§ EXERCISE PROMPT
Copy out each line of the data that holds the string "structured".

§ TASK MATERIAL
◆ ◆ ◆ ◆ ◆

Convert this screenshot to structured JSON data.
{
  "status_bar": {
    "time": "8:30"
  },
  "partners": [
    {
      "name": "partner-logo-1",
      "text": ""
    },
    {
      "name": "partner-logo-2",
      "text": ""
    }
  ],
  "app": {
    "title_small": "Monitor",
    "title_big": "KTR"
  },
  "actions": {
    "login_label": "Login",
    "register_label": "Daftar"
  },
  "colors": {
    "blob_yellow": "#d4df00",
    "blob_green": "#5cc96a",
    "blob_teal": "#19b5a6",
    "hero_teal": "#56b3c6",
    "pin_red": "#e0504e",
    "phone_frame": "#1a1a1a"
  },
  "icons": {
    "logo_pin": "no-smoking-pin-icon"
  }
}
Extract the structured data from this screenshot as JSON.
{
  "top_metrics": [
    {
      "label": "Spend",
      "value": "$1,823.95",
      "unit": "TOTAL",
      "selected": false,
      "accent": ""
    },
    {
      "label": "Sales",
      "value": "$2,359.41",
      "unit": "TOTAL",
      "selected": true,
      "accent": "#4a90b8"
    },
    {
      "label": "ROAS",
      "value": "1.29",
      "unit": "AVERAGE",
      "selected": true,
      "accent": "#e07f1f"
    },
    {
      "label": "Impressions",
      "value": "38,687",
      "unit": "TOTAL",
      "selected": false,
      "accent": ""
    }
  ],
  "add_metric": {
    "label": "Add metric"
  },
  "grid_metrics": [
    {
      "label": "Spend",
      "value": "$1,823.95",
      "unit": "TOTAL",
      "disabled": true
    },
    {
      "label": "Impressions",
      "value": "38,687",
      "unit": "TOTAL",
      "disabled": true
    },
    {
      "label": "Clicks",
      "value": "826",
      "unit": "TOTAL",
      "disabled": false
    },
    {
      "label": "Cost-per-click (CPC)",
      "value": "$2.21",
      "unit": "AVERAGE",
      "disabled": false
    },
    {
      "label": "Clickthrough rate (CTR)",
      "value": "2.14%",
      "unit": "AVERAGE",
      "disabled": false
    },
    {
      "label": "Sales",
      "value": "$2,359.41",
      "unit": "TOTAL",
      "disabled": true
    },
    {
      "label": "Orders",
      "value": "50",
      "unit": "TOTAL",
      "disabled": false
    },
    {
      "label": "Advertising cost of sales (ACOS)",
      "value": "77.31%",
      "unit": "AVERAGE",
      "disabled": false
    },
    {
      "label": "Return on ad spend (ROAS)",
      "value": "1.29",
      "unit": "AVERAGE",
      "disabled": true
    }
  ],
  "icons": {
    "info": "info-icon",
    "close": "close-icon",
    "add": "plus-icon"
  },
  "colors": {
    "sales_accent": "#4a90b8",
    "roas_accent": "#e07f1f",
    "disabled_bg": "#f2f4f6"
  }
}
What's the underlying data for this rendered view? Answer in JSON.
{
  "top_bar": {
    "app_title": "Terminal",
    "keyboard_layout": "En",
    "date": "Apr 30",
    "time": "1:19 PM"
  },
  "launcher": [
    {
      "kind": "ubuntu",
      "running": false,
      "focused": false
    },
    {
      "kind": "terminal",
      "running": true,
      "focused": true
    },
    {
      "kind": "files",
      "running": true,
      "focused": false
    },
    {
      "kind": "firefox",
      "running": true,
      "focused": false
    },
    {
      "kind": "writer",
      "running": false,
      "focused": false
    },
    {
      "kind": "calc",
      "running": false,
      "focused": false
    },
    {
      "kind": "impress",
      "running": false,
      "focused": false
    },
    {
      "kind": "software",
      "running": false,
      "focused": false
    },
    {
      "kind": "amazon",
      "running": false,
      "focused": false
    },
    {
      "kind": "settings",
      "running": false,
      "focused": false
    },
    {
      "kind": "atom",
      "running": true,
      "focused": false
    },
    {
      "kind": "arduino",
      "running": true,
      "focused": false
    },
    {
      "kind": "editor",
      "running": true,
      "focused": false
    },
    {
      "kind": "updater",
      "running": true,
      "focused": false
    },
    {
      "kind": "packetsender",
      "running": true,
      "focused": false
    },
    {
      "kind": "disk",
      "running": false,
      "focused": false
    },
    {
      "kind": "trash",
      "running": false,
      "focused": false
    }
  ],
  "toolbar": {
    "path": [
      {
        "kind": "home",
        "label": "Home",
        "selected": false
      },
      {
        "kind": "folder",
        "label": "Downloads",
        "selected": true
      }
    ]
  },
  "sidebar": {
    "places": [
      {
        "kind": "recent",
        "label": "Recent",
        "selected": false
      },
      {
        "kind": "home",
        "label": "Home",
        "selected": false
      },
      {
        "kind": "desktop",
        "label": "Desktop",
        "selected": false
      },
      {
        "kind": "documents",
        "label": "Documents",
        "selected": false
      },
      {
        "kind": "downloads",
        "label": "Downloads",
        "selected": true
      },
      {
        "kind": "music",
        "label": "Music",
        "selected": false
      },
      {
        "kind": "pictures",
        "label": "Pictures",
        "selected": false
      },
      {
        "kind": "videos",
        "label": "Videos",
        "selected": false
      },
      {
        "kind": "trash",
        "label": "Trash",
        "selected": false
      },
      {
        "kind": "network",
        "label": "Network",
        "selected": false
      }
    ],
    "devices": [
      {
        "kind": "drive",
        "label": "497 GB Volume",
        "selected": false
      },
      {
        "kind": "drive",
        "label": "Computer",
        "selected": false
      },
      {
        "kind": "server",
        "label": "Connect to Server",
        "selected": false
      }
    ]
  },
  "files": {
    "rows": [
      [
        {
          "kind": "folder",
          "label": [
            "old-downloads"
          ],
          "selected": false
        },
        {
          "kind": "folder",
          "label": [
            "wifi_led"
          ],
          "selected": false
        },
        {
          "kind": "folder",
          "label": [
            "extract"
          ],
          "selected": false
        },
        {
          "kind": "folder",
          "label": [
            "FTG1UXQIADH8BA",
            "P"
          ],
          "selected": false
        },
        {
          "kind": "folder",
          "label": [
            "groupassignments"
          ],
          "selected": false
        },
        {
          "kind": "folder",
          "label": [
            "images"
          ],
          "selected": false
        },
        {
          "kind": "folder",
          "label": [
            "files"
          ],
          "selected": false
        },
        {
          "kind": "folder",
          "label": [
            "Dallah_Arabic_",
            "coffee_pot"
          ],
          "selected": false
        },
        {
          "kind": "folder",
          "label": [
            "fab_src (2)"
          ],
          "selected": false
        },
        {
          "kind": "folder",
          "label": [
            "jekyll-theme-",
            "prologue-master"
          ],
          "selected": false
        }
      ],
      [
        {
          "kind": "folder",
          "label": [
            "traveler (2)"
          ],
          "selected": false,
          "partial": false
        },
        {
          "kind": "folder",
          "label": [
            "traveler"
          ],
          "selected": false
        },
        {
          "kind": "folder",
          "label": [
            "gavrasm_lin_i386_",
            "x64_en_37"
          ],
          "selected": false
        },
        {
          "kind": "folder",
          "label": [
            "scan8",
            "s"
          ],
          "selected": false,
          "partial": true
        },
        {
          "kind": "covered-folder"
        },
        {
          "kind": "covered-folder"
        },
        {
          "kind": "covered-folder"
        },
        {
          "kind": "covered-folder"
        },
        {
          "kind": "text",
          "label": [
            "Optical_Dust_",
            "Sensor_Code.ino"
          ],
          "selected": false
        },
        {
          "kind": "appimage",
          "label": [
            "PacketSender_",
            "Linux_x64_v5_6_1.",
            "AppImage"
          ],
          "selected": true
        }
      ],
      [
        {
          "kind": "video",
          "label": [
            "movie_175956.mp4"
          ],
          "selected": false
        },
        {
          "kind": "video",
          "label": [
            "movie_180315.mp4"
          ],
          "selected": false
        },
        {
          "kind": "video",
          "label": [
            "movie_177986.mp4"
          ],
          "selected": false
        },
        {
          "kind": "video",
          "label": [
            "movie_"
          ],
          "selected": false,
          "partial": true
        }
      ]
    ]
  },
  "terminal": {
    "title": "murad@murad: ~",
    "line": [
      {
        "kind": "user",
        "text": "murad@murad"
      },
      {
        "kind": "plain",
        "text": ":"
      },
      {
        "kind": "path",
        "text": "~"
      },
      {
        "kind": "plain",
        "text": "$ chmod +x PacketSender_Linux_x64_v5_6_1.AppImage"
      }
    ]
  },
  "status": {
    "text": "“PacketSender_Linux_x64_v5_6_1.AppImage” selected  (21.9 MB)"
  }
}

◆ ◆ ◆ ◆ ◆

§ ANSWER FOR THIS EXERCISE
Convert this screenshot to structured JSON data.
Extract the structured data from this screenshot as JSON.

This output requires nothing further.